== Source information

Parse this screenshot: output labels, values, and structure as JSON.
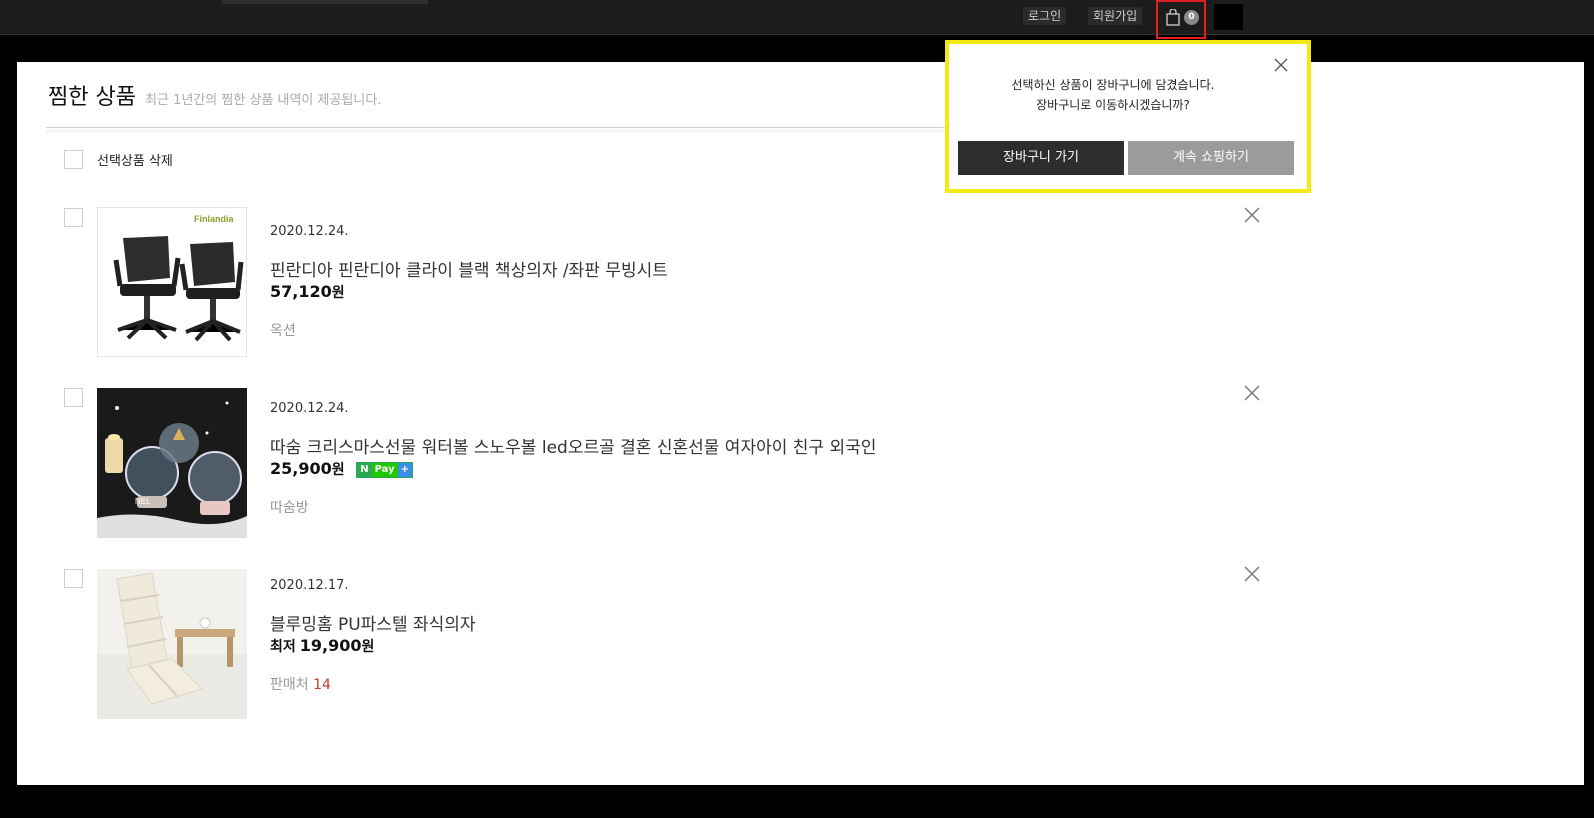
{
  "header": {
    "login_label": "로그인",
    "signup_label": "회원가입",
    "cart_count": "0"
  },
  "page": {
    "title": "찜한 상품",
    "subtitle": "최근 1년간의 찜한 상품 내역이 제공됩니다.",
    "delete_selected_label": "선택상품 삭제"
  },
  "items": [
    {
      "date": "2020.12.24.",
      "title": "핀란디아 핀란디아 클라이 블랙 책상의자 /좌판 무빙시트",
      "price": "57,120",
      "currency": "원",
      "seller": "옥션",
      "thumb_brand": "Finlandia"
    },
    {
      "date": "2020.12.24.",
      "title": "따숨 크리스마스선물 워터볼 스노우볼 led오르골 결혼 신혼선물 여자아이 친구 외국인",
      "price": "25,900",
      "currency": "원",
      "seller": "따숨방",
      "npay": {
        "n": "N",
        "pay": "Pay",
        "plus": "+"
      }
    },
    {
      "date": "2020.12.17.",
      "title": "블루밍홈 PU파스텔 좌식의자",
      "price_prefix": "최저",
      "price": "19,900",
      "currency": "원",
      "seller_label": "판매처",
      "seller_count": "14"
    }
  ],
  "popup": {
    "message_line1": "선택하신 상품이 장바구니에 담겼습니다.",
    "message_line2": "장바구니로 이동하시겠습니까?",
    "go_cart_label": "장바구니 가기",
    "continue_label": "계속 쇼핑하기"
  },
  "colors": {
    "highlight_cart": "#e02020",
    "popup_border": "#f3e80f",
    "npay_green": "#1ec800"
  }
}
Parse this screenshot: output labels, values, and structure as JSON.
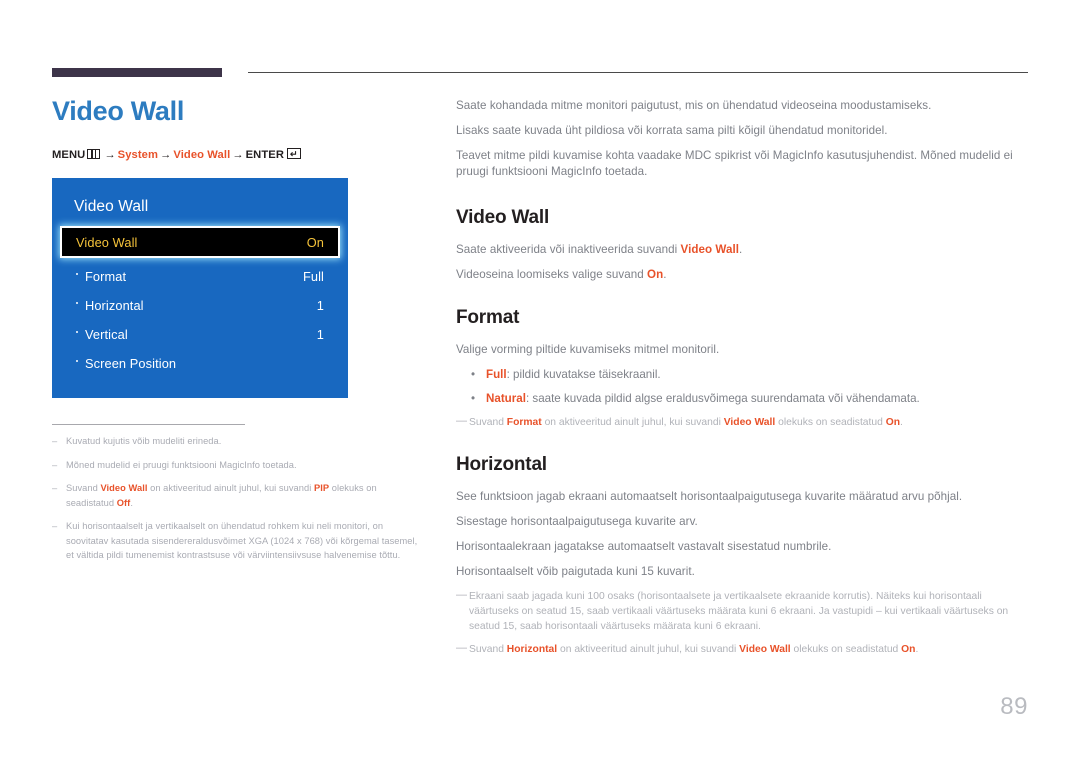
{
  "page": {
    "title": "Video Wall",
    "number": "89",
    "accent_color": "#e8522a",
    "title_color": "#2d7cc0",
    "rule_color": "#3d3449"
  },
  "menu_path": {
    "prefix": "MENU",
    "menu_icon": "menu-icon",
    "step1": "System",
    "step2": "Video Wall",
    "enter_label": "ENTER",
    "enter_icon": "enter-key-icon",
    "arrow": "→"
  },
  "osd": {
    "title": "Video Wall",
    "rows": [
      {
        "label": "Video Wall",
        "value": "On",
        "selected": true,
        "bulleted": false
      },
      {
        "label": "Format",
        "value": "Full",
        "selected": false,
        "bulleted": true
      },
      {
        "label": "Horizontal",
        "value": "1",
        "selected": false,
        "bulleted": true
      },
      {
        "label": "Vertical",
        "value": "1",
        "selected": false,
        "bulleted": true
      },
      {
        "label": "Screen Position",
        "value": "",
        "selected": false,
        "bulleted": true
      }
    ]
  },
  "left_footnotes": [
    {
      "dash": "–",
      "html": "Kuvatud kujutis võib mudeliti erineda."
    },
    {
      "dash": "–",
      "html": "Mõned mudelid ei pruugi funktsiooni MagicInfo toetada."
    },
    {
      "dash": "–",
      "html": "Suvand <b>Video Wall</b> on aktiveeritud ainult juhul, kui suvandi <b>PIP</b> olekuks on seadistatud <b>Off</b>."
    },
    {
      "dash": "–",
      "html": "Kui horisontaalselt ja vertikaalselt on ühendatud rohkem kui neli monitori, on soovitatav kasutada sisendereraldusvõimet XGA (1024 x 768) või kõrgemal tasemel, et vältida pildi tumenemist kontrastsuse või värviintensiivsuse halvenemise tõttu."
    }
  ],
  "right": {
    "intro": [
      "Saate kohandada mitme monitori paigutust, mis on ühendatud videoseina moodustamiseks.",
      "Lisaks saate kuvada üht pildiosa või korrata sama pilti kõigil ühendatud monitoridel.",
      "Teavet mitme pildi kuvamise kohta vaadake MDC spikrist või MagicInfo kasutusjuhendist. Mõned mudelid ei pruugi funktsiooni MagicInfo toetada."
    ],
    "sections": [
      {
        "heading": "Video Wall",
        "paragraphs": [
          "Saate aktiveerida või inaktiveerida suvandi <b>Video Wall</b>.",
          "Videoseina loomiseks valige suvand <b>On</b>."
        ],
        "bullets": [],
        "notes": []
      },
      {
        "heading": "Format",
        "paragraphs": [
          "Valige vorming piltide kuvamiseks mitmel monitoril."
        ],
        "bullets": [
          "<b>Full</b>: pildid kuvatakse täisekraanil.",
          "<b>Natural</b>: saate kuvada pildid algse eraldusvõimega suurendamata või vähendamata."
        ],
        "notes": [
          "Suvand <b>Format</b> on aktiveeritud ainult juhul, kui suvandi <b>Video Wall</b> olekuks on seadistatud <b>On</b>."
        ]
      },
      {
        "heading": "Horizontal",
        "paragraphs": [
          "See funktsioon jagab ekraani automaatselt horisontaalpaigutusega kuvarite määratud arvu põhjal.",
          "Sisestage horisontaalpaigutusega kuvarite arv.",
          "Horisontaalekraan jagatakse automaatselt vastavalt sisestatud numbrile.",
          "Horisontaalselt võib paigutada kuni 15 kuvarit."
        ],
        "bullets": [],
        "notes": [
          "Ekraani saab jagada kuni 100 osaks (horisontaalsete ja vertikaalsete ekraanide korrutis). Näiteks kui horisontaali väärtuseks on seatud 15, saab vertikaali väärtuseks määrata kuni 6 ekraani. Ja vastupidi – kui vertikaali väärtuseks on seatud 15, saab horisontaali väärtuseks määrata kuni 6 ekraani.",
          "Suvand <b>Horizontal</b> on aktiveeritud ainult juhul, kui suvandi <b>Video Wall</b> olekuks on seadistatud <b>On</b>."
        ]
      }
    ]
  }
}
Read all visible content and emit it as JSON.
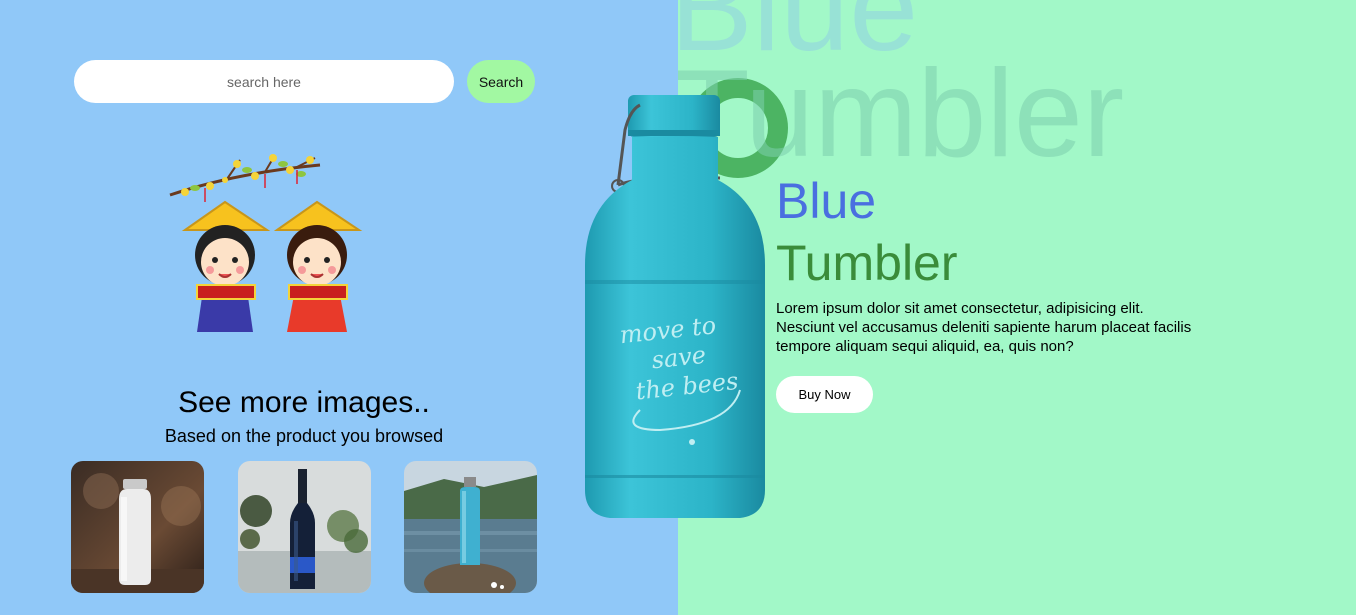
{
  "search": {
    "placeholder": "search here",
    "button_label": "Search"
  },
  "gallery": {
    "title": "See more images..",
    "subtitle": "Based on the product you browsed",
    "images": [
      {
        "icon": "white-bottle-photo"
      },
      {
        "icon": "dark-glass-bottle-photo"
      },
      {
        "icon": "blue-bottle-on-rock-photo"
      }
    ]
  },
  "hero": {
    "background_word_1": "Blue",
    "background_word_2": "Tumbler",
    "title_line_1": "Blue",
    "title_line_2": "Tumbler",
    "description": "Lorem ipsum dolor sit amet consectetur, adipisicing elit. Nesciunt vel accusamus deleniti sapiente harum placeat facilis tempore aliquam sequi aliquid, ea, quis non?",
    "buy_label": "Buy Now",
    "product_bottle_text": [
      "move to",
      "save",
      "the bees"
    ]
  },
  "colors": {
    "left_bg": "#90c8f8",
    "right_bg": "#a2f8c8",
    "accent_blue": "#4a6fe0",
    "accent_green": "#3a8c3a",
    "bottle": "#2cb4c8"
  }
}
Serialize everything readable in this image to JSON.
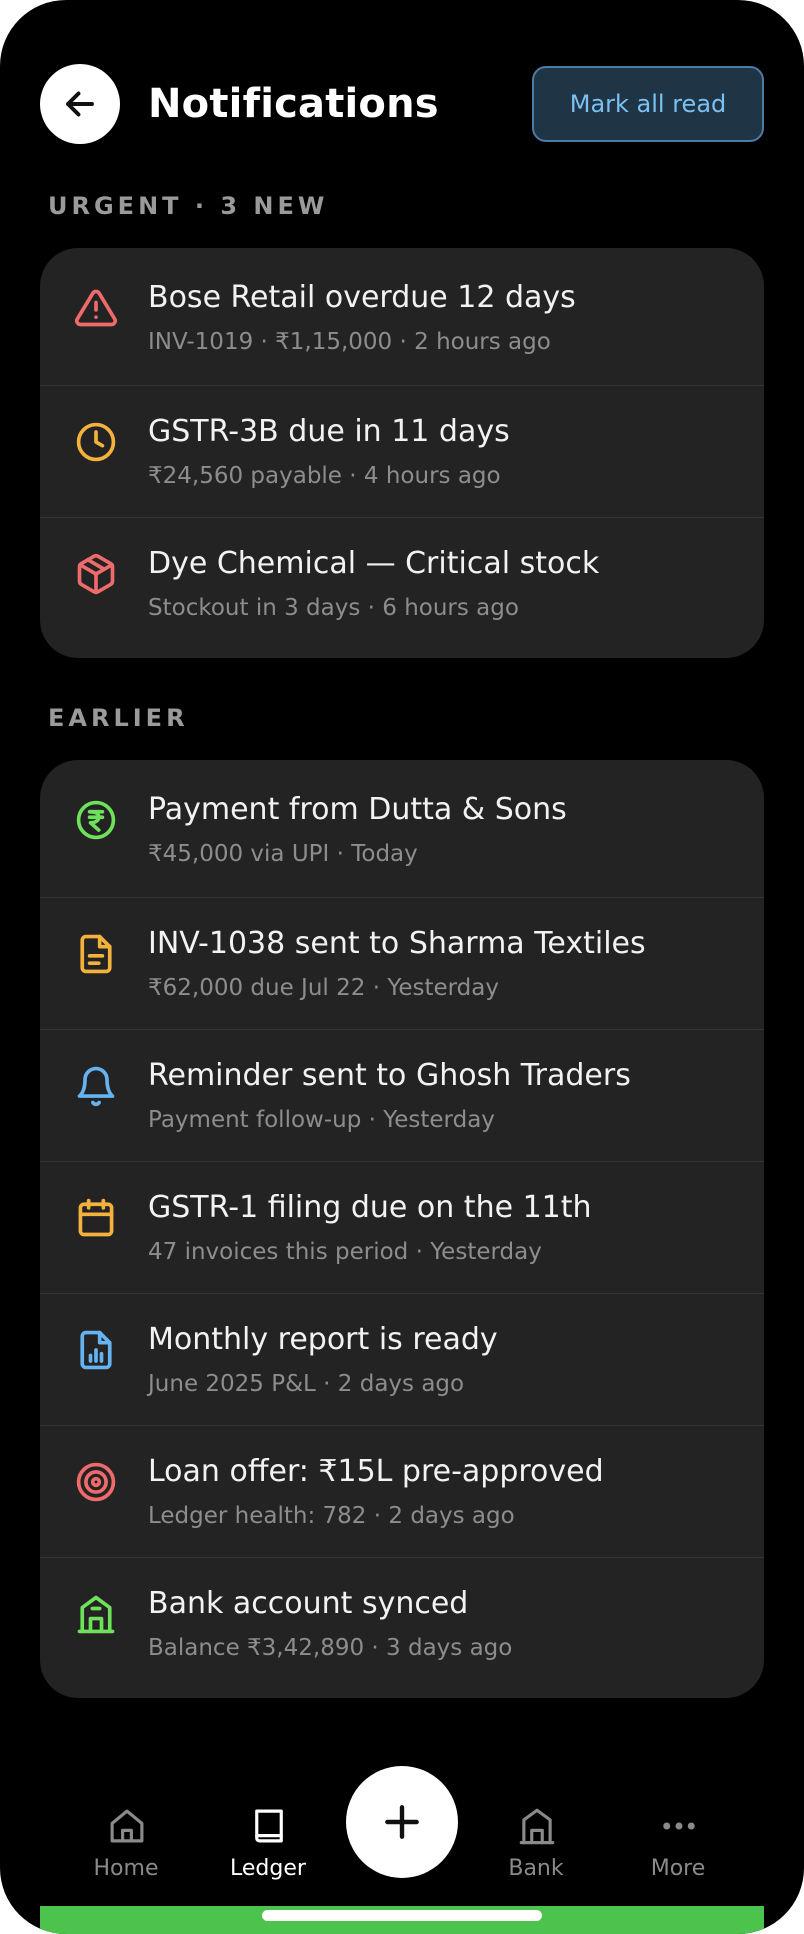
{
  "header": {
    "title": "Notifications",
    "mark_all_read": "Mark all read"
  },
  "urgent": {
    "label": "URGENT · 3 NEW",
    "items": [
      {
        "icon": "alert-triangle-icon",
        "color": "#ef6b6b",
        "title": "Bose Retail overdue 12 days",
        "sub": "INV-1019 · ₹1,15,000 · 2 hours ago"
      },
      {
        "icon": "clock-icon",
        "color": "#f3b23c",
        "title": "GSTR-3B due in 11 days",
        "sub": "₹24,560 payable · 4 hours ago"
      },
      {
        "icon": "package-icon",
        "color": "#ef6b6b",
        "title": "Dye Chemical — Critical stock",
        "sub": "Stockout in 3 days · 6 hours ago"
      }
    ]
  },
  "earlier": {
    "label": "EARLIER",
    "items": [
      {
        "icon": "rupee-icon",
        "color": "#6ee05a",
        "title": "Payment from Dutta & Sons",
        "sub": "₹45,000 via UPI · Today"
      },
      {
        "icon": "document-icon",
        "color": "#f3b23c",
        "title": "INV-1038 sent to Sharma Textiles",
        "sub": "₹62,000 due Jul 22 · Yesterday"
      },
      {
        "icon": "bell-icon",
        "color": "#66b3f2",
        "title": "Reminder sent to Ghosh Traders",
        "sub": "Payment follow-up · Yesterday"
      },
      {
        "icon": "calendar-icon",
        "color": "#f3b23c",
        "title": "GSTR-1 filing due on the 11th",
        "sub": "47 invoices this period · Yesterday"
      },
      {
        "icon": "report-icon",
        "color": "#66b3f2",
        "title": "Monthly report is ready",
        "sub": "June 2025 P&L · 2 days ago"
      },
      {
        "icon": "target-icon",
        "color": "#ef6b6b",
        "title": "Loan offer: ₹15L pre-approved",
        "sub": "Ledger health: 782 · 2 days ago"
      },
      {
        "icon": "bank-icon",
        "color": "#6ee05a",
        "title": "Bank account synced",
        "sub": "Balance ₹3,42,890 · 3 days ago"
      }
    ]
  },
  "tabbar": {
    "home": "Home",
    "ledger": "Ledger",
    "bank": "Bank",
    "more": "More",
    "active": "Ledger"
  }
}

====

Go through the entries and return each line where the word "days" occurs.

## [Task response]
        "title": "Bose Retail overdue 12 days",
        "title": "GSTR-3B due in 11 days",
        "sub": "Stockout in 3 days · 6 hours ago"
        "sub": "June 2025 P&L · 2 days ago"
        "sub": "Ledger health: 782 · 2 days ago"
        "sub": "Balance ₹3,42,890 · 3 days ago"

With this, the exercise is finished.